▶ [The task]:
Repeat each line of the data below exactly, but skip the pictures.

-------- Data provided

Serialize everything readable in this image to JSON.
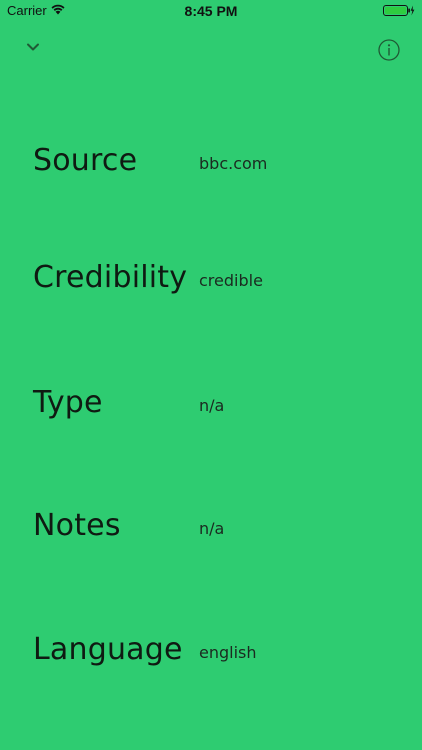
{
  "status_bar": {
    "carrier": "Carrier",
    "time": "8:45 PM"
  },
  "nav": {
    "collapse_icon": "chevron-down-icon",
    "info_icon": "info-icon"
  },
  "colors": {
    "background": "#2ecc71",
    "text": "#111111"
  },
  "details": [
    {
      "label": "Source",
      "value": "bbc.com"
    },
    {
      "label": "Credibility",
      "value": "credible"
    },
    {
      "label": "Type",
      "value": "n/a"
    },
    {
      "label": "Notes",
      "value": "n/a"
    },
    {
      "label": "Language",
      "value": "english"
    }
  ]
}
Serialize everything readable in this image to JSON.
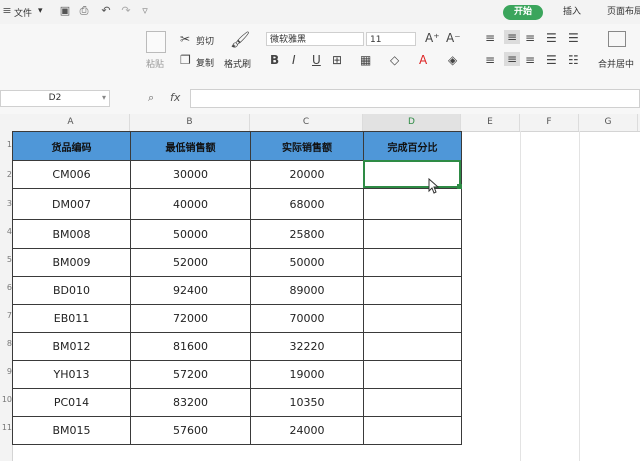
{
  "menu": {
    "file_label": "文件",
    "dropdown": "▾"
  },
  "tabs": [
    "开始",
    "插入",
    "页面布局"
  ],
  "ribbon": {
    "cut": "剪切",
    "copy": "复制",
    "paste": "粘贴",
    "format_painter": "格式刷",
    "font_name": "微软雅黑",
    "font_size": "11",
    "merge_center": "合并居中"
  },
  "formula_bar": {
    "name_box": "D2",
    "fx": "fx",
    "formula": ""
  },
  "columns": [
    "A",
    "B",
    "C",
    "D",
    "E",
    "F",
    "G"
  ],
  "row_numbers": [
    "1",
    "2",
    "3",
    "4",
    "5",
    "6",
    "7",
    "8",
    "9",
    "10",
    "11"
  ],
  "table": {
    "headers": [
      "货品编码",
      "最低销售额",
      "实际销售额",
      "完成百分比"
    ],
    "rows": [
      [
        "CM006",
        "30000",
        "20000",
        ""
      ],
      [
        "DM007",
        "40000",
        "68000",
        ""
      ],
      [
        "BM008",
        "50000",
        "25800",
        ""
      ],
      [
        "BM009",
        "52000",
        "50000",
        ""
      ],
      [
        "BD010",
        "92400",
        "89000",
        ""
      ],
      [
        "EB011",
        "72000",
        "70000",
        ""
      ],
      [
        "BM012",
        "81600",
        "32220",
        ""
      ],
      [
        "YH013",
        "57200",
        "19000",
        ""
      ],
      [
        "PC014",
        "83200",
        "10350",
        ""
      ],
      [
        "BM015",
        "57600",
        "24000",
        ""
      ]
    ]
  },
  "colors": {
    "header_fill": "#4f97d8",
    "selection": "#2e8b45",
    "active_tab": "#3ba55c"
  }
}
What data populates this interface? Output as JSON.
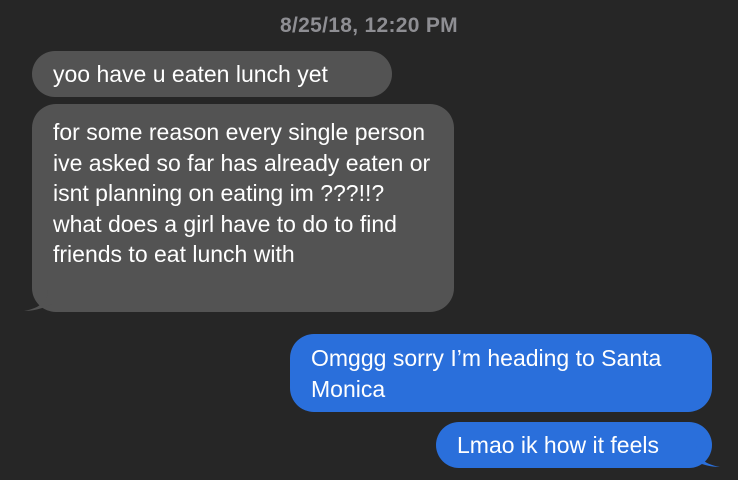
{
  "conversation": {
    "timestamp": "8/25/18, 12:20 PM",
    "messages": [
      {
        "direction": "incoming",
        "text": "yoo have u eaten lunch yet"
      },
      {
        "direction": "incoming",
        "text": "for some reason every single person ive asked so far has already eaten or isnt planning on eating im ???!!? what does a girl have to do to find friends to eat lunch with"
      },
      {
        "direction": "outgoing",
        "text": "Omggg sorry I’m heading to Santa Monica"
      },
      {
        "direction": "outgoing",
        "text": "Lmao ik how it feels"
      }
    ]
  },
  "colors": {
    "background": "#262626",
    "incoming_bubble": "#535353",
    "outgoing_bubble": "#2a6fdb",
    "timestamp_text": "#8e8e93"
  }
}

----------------

▶ [Your response]:
Serialize everything readable in this image to JSON.
{
  "status_bar": {
    "carrier": "Carrier",
    "time": "8:45 PM"
  },
  "nav": {
    "collapse_icon": "chevron-down-icon",
    "info_icon": "info-icon"
  },
  "colors": {
    "background": "#2ecc71",
    "text": "#111111"
  },
  "details": [
    {
      "label": "Source",
      "value": "bbc.com"
    },
    {
      "label": "Credibility",
      "value": "credible"
    },
    {
      "label": "Type",
      "value": "n/a"
    },
    {
      "label": "Notes",
      "value": "n/a"
    },
    {
      "label": "Language",
      "value": "english"
    }
  ]
}
Serialize everything readable in this image to JSON.
{
  "menu": {
    "file_label": "文件",
    "dropdown": "▾"
  },
  "tabs": [
    "开始",
    "插入",
    "页面布局"
  ],
  "ribbon": {
    "cut": "剪切",
    "copy": "复制",
    "paste": "粘贴",
    "format_painter": "格式刷",
    "font_name": "微软雅黑",
    "font_size": "11",
    "merge_center": "合并居中"
  },
  "formula_bar": {
    "name_box": "D2",
    "fx": "fx",
    "formula": ""
  },
  "columns": [
    "A",
    "B",
    "C",
    "D",
    "E",
    "F",
    "G"
  ],
  "row_numbers": [
    "1",
    "2",
    "3",
    "4",
    "5",
    "6",
    "7",
    "8",
    "9",
    "10",
    "11"
  ],
  "table": {
    "headers": [
      "货品编码",
      "最低销售额",
      "实际销售额",
      "完成百分比"
    ],
    "rows": [
      [
        "CM006",
        "30000",
        "20000",
        ""
      ],
      [
        "DM007",
        "40000",
        "68000",
        ""
      ],
      [
        "BM008",
        "50000",
        "25800",
        ""
      ],
      [
        "BM009",
        "52000",
        "50000",
        ""
      ],
      [
        "BD010",
        "92400",
        "89000",
        ""
      ],
      [
        "EB011",
        "72000",
        "70000",
        ""
      ],
      [
        "BM012",
        "81600",
        "32220",
        ""
      ],
      [
        "YH013",
        "57200",
        "19000",
        ""
      ],
      [
        "PC014",
        "83200",
        "10350",
        ""
      ],
      [
        "BM015",
        "57600",
        "24000",
        ""
      ]
    ]
  },
  "colors": {
    "header_fill": "#4f97d8",
    "selection": "#2e8b45",
    "active_tab": "#3ba55c"
  }
}
What data populates this interface? Output as JSON.
{
  "conversation": {
    "timestamp": "8/25/18, 12:20 PM",
    "messages": [
      {
        "direction": "incoming",
        "text": "yoo have u eaten lunch yet"
      },
      {
        "direction": "incoming",
        "text": "for some reason every single person ive asked so far has already eaten or isnt planning on eating im ???!!? what does a girl have to do to find friends to eat lunch with"
      },
      {
        "direction": "outgoing",
        "text": "Omggg sorry I’m heading to Santa Monica"
      },
      {
        "direction": "outgoing",
        "text": "Lmao ik how it feels"
      }
    ]
  },
  "colors": {
    "background": "#262626",
    "incoming_bubble": "#535353",
    "outgoing_bubble": "#2a6fdb",
    "timestamp_text": "#8e8e93"
  }
}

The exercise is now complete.